◆ **What the task asks**: Reproduce each line from the records that holds "avocado".

◆ **Record set**:
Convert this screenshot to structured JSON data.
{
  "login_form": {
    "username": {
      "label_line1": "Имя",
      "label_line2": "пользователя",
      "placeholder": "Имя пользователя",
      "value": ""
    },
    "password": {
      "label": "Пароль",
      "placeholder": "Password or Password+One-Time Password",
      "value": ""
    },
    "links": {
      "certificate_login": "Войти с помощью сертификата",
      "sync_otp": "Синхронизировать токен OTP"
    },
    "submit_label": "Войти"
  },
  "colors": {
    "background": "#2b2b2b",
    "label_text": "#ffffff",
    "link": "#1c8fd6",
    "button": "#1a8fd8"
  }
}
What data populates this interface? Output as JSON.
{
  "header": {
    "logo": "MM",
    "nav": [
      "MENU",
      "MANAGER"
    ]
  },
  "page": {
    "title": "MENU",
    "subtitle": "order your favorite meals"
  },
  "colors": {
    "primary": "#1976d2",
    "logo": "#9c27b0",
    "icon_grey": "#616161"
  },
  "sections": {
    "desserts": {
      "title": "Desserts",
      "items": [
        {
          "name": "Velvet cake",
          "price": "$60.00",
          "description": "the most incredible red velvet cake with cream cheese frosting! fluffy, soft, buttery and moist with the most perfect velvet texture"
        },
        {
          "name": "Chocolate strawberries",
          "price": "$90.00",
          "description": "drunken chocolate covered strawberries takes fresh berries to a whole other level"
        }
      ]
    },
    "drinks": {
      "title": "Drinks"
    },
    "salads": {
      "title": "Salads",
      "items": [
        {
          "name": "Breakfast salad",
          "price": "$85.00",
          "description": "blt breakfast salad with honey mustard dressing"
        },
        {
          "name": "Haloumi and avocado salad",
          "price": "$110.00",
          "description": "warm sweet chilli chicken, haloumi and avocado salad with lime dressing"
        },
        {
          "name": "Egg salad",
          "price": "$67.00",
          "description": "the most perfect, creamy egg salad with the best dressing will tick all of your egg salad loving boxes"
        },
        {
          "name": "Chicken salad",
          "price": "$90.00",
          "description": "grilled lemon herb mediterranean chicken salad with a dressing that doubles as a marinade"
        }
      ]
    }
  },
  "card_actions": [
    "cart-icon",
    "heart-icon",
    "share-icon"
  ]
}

◆ **Your response**:
          "name": "Haloumi and avocado salad",
          "description": "warm sweet chilli chicken, haloumi and avocado salad with lime dressing"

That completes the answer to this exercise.